◆ TASK INSTRUCTIONS
All lines in the data below carrying the string "label" are to be located and copied.

[Website and app data records]

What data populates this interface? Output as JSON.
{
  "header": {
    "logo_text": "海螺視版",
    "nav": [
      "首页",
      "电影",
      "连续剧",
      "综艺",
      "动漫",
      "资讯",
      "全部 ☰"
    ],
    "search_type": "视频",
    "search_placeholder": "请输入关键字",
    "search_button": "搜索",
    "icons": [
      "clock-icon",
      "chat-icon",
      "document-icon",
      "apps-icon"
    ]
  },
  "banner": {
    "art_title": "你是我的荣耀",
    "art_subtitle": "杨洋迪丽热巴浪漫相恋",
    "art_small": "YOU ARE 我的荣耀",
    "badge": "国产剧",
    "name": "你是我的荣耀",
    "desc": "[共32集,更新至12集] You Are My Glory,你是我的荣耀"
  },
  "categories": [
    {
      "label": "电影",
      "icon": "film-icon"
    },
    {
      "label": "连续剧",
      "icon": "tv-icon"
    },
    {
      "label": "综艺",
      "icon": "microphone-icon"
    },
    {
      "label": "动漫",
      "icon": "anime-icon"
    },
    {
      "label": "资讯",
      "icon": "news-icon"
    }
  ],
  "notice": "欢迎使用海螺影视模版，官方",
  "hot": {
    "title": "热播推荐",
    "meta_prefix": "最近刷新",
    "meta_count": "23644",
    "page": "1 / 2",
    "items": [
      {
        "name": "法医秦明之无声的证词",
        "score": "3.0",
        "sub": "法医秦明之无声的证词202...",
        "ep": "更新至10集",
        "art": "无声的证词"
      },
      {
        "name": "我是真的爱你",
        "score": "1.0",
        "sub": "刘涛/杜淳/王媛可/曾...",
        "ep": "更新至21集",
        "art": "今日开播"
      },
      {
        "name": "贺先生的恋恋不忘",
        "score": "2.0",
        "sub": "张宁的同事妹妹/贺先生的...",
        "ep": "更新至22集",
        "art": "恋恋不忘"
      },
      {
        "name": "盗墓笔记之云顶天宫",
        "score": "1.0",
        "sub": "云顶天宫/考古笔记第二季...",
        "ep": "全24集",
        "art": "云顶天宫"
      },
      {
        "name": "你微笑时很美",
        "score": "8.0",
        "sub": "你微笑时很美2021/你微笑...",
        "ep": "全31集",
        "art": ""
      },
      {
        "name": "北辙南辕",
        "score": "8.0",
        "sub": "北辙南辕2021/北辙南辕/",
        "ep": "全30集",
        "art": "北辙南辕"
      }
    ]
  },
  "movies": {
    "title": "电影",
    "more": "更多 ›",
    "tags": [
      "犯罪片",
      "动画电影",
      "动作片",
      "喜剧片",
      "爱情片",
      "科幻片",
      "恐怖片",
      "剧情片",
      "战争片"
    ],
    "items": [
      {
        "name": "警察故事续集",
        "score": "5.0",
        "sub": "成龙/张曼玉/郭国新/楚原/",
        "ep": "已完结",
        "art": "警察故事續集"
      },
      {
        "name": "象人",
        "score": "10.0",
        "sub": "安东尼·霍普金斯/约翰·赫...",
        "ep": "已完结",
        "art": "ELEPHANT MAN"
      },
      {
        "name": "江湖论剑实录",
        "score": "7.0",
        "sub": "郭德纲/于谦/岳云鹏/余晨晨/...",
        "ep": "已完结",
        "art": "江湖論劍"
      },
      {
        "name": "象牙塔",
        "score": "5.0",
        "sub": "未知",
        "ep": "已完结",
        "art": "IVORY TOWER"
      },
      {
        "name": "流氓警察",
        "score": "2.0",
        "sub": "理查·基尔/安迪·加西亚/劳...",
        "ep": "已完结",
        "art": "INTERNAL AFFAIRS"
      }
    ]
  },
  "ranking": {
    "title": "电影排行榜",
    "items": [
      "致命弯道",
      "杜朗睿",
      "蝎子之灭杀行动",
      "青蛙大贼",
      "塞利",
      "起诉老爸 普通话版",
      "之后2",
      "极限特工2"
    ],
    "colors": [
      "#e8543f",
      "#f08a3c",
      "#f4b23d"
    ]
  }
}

◆ RESULT
      "label": "电影",
      "label": "连续剧",
      "label": "综艺",
      "label": "动漫",
      "label": "资讯",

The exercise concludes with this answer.